Another Skittles-related death
A young man was shot dead by a neighborhood watch captain a month ago in Sanford, Florida, a town I’ve only driven through during a vacation or two.
The particular facts of the case, at least as they’ve been reported, are that the victim, 17-year old Trayvon Martin, committed no crime and was totally unarmed — unless a package of Skittles and an iced tea are considered dangerous weapons. Still, the shooter, 28-year old George Zimmerman, has not been arrested or charged with homicide.
The killing and the lack of an arrest — or even any sign, until recent days, of a serious investigation into the deadly incident — have understandably elicited public outrage and protest.
That anger and offense seems as universal as anything can be. President Barack Obama as well as Republican presidential candidates Mitt Romney, Newt Gingrich and Rick Santorum have all expressed it.

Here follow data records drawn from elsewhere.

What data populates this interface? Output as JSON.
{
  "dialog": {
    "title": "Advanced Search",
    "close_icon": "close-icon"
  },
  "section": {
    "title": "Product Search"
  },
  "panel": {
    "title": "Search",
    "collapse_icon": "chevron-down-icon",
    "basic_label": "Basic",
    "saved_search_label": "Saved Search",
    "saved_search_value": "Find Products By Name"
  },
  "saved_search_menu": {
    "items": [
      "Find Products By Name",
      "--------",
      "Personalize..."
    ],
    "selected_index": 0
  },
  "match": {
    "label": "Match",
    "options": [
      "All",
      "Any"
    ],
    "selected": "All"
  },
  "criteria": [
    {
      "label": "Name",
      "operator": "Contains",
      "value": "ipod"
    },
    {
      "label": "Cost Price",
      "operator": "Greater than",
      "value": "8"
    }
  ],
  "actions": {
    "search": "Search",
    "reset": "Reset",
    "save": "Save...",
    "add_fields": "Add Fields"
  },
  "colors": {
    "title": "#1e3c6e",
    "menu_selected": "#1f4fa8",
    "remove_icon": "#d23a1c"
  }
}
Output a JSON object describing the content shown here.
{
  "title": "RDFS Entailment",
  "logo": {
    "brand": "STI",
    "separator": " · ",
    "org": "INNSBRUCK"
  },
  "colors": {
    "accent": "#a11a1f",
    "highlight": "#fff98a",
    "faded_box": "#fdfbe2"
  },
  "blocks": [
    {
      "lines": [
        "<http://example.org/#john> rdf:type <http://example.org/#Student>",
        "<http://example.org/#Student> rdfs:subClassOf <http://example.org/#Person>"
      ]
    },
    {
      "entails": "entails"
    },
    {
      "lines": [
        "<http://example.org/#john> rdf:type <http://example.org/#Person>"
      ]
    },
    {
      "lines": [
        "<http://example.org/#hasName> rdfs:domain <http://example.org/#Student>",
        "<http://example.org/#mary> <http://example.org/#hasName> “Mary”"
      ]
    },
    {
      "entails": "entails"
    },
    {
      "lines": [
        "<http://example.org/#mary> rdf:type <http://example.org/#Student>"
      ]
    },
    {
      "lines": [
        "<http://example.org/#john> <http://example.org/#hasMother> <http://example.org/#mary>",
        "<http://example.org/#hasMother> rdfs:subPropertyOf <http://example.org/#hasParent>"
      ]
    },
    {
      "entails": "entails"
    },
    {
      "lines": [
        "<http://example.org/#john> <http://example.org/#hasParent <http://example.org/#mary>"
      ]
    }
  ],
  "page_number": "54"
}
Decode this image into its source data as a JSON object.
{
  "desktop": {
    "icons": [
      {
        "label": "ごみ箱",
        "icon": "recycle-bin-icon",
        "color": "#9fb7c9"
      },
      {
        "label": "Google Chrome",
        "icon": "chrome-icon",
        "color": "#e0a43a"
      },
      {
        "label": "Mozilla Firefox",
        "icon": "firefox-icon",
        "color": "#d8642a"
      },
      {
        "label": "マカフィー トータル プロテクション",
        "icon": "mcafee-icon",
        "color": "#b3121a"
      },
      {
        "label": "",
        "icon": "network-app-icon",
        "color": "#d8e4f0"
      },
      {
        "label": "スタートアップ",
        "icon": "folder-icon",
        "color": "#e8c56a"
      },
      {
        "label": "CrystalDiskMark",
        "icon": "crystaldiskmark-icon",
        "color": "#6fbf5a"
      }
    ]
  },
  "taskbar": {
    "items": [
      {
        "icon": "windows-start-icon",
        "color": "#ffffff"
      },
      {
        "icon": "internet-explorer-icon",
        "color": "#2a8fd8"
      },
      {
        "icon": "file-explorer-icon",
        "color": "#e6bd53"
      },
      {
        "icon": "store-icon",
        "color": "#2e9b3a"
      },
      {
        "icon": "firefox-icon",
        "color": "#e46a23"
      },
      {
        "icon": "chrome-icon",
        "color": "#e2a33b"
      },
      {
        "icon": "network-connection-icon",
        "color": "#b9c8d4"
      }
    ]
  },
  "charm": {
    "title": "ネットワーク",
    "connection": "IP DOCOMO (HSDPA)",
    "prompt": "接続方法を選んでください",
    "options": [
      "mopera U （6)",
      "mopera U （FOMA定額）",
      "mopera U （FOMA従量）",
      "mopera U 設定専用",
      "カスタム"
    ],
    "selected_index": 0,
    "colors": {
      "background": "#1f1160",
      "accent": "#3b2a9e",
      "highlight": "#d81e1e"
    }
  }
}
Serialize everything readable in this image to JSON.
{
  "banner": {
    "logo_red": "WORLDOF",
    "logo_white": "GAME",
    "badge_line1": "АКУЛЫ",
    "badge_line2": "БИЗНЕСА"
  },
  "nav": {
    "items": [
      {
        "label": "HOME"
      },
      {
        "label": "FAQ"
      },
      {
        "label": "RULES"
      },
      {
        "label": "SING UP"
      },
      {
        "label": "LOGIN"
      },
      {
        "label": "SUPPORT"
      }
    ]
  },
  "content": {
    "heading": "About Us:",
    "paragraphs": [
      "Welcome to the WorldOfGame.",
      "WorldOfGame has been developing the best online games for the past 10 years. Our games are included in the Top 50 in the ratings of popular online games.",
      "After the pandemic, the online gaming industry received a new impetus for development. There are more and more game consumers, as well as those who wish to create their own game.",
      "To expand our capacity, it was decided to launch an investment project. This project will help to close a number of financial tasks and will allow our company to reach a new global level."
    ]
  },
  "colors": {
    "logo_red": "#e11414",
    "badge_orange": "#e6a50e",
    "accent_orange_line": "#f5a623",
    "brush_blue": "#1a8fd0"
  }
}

GOP frontrunner Mitt Romney called the shooting a “tragedy” and offered, “There needs to be a thorough investigation that reassures the public that justice is carried out with impartiality and integrity.”
Newt Gingrich also called it a “tragedy” and said, “we’re going to relentlessly seek justice.” Rick Santorum argued it was “horrible” that local police didn’t “immediately go after and prosecute this case.”
The president went much further, stating that, “All of us have to do some soul searching to figure out how does something like this happen.”
Yet, the trigger wasn’t pulled by “all of us.” It was pulled by George Zimmerman.
On Fox News, Geraldo Rivera shifted blame elsewhere: onto hoodies. “I am urging the parents of black and Latino youngsters, particularly, not to let their children go out wearing hoodies,” he said. “I think the hoodie is as much responsible for Trayvon Martin’s death as much as George Zimmerman was.”
Beware the dreaded hoodie makers and those heartless retailers!
Throughout the news coverage and political punditry the issue of race is consistently raised. Some contend that Zimmerman is a racist. On the tape of his calls with a 911-dispatcher, some say they hear Zimmerman use a racial epithet. I’ve listened to the recording a dozen times and just can’t hear anything.
Zimmerman’s father adamantly denies his son had any racial animus, since “George is a Spanish-speaking minority with many black family members and friends. He would be the last to discriminate for any reason whatsoever.”
In his younger days, Zimmerman had been the victim of a criminal assault, which might have influenced him to be more fearful of being victimized, quicker to pull a trigger. There is no indication of a racial component to that earlier incident.
On the more crucial issue, self-defense, it appears that it was Zimmerman who was following Martin, not the other way around. This seems to obliterate a defense under Florida’s “Stand Your Ground” law, which allows the use of deadly force when under threat.
As for any tendency toward violence, in 2005 an ex-fiancée won a protective injunction against Zimmerman citing domestic violence. The implication of this is muddied up by the fact that Zimmerman filed and won his own injunction against her, too.
George Zimmerman attended a four-month law-enforcement program put on by the local sheriff’s office in 2008 and claimed at that time that he hoped to become a policeman one day. He has also worked with the Retreat at Twin Lakes neighborhood watch for eight years.
The bottom-line? We know too little about Mr. Zimmerman’s state of mind before or during this tragic clash. But whether his shooting of Trayvon Martin was spurred by race or an itchy trigger finger or a hero complex or something we know absolutely nothing about, or was actually somehow in self defense, is beside the point.
The point is that our justice system ought to get to the bottom of it.
We innocent bystanders are no more responsible for this deadly tragedy than are hoodies. But a miscarriage of justice by those who work for us — our government, our police — is our responsibility. Even though African Americans have experienced a lack of justice for far too long, the broader lesson here is for all of us to stand up in whatever way we can to demand and secure justice for each and every individual.
Sabrina Fulton, Trayvon’s mother, put it all in proper perspective, when she said, “This is not about a black and white thing; this is about a right and wrong thing.”
Doing the right thing isn’t always easy, and the complexities of this case may have baffled the police in the first instance, discouraging action. Or habitual racism may have been a factor in officialdom’s initial inaction, even if it played a scant role in the shooting itself.
Whatever proves to be the case, public reaction and a free press seem to be doing their job, spurring review, investigation and, ultimately, some justice. references
This column first appeared at Townhall.com.